So we talked about how quickly we assume that another’s adjustment to newness and change is easier than our own. An adage came to mind that I’d just read recently: “Don’t compare your insides to other people’s outsides.”
I haven’t truly grown up. I’m a baby. I haven’t lost either of my parents, and this makes me feel like I don’t know anything about being on my own. The path ahead is foreign and foreboding, requiring a compass I don’t have and don’t want.
This may be the most highly anticipated vacation of my life. With my husband, mother and other extended family members around to help care for and entertain my daughter, it will be the biggest break I’ve had since she was born. So I’ve got big plans and they have nothing to do with email.
I’m still not sure where I fall. I do know the lion’s share of the work required will fall on me. I’m reminded of how manageable our life felt before we made the decision to have a third child. Things sometimes need shaking up.
I didn’t feel ready for parenting I told her, but I went for it anyway. It’s natural to fear what we don’t know, even when we’re ready to leave what we do. In her case, she’s ready to move on and leave high school behind. But the change coming is a big one.
I left the country immediately after graduating – to live and work for several months in London to earn money to travel that fall. As I contemplated returning home seven months later, I worried about the shock of being plunked back into my life here. What would it look like?

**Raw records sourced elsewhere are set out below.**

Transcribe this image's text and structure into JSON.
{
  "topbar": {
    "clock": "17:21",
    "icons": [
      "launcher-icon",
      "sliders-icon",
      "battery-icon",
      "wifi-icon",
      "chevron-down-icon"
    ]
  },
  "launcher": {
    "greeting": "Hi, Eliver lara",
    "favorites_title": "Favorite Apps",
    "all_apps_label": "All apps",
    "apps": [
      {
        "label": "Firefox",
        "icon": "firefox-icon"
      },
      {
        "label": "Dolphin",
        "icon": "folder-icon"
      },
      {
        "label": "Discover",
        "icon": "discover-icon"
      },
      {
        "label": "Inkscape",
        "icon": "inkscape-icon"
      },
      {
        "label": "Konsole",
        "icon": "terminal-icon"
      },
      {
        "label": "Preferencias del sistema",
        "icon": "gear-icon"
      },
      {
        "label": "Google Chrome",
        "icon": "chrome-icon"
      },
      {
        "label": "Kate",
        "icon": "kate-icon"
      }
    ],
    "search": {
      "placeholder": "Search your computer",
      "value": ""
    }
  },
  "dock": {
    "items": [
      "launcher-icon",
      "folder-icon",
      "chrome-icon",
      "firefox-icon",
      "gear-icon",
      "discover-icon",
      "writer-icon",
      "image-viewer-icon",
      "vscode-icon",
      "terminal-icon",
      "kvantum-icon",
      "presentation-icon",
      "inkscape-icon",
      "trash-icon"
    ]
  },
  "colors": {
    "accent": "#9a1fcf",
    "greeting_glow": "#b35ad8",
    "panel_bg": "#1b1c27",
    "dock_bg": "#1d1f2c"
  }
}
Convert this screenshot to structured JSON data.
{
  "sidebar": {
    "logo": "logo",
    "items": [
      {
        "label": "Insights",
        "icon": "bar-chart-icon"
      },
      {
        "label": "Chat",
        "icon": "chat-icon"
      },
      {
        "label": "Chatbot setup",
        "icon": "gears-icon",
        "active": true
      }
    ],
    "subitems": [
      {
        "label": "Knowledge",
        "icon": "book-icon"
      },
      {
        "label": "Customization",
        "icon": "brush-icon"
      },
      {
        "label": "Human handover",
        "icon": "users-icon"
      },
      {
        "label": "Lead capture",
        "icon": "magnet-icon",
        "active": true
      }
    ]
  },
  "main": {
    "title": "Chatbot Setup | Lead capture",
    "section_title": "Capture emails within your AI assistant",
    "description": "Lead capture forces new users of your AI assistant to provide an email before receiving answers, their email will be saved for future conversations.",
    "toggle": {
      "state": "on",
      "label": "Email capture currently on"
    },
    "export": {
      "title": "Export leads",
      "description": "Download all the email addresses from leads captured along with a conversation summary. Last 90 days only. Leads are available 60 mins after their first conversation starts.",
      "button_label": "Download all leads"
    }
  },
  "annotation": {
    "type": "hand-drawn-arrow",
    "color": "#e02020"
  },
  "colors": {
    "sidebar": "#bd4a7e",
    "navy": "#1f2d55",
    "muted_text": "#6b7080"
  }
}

Challenges remain as a parent, and one of the biggest I guess, is stepping aside.
I’ve learned in recent years that I can try to do everything right, that I can think my way to what I believe is the “right” solution, and yet it doesn’t always get the intended results. So my goal for now is not to think my to the next stage, but to feel my way. Explore the way a baby, or a toddler, or a child does. See what I can do only by embracing the possibility that I will fall, and that falling won’t kill me.
We need to tell our stories, whether in our private scribbles or public memoirs. If reading can connect us to each other, writing can connect us to ourselves.
And what I learned is that no one else can make me safe, or give me security. I am my own safe harbor. In the middle of this past winter, when the foundation of my life was falling away, I had myself to depend on—strong, determined, clear-headed, stable and available for my kids. If that’s who I am when an emotional earthquake hits, then what—or who?—could I possibly have to fear?
Whatever pain I’d experienced, and still would in the days to come, I knew I would have laid down my life for him. I felt the same when my daughters were born. It is a wild feeling that reduces us, or better reveals to us, that we are animals, ready to bear our teeth and claw someone to death to save our own. I’d never felt as vulnerable.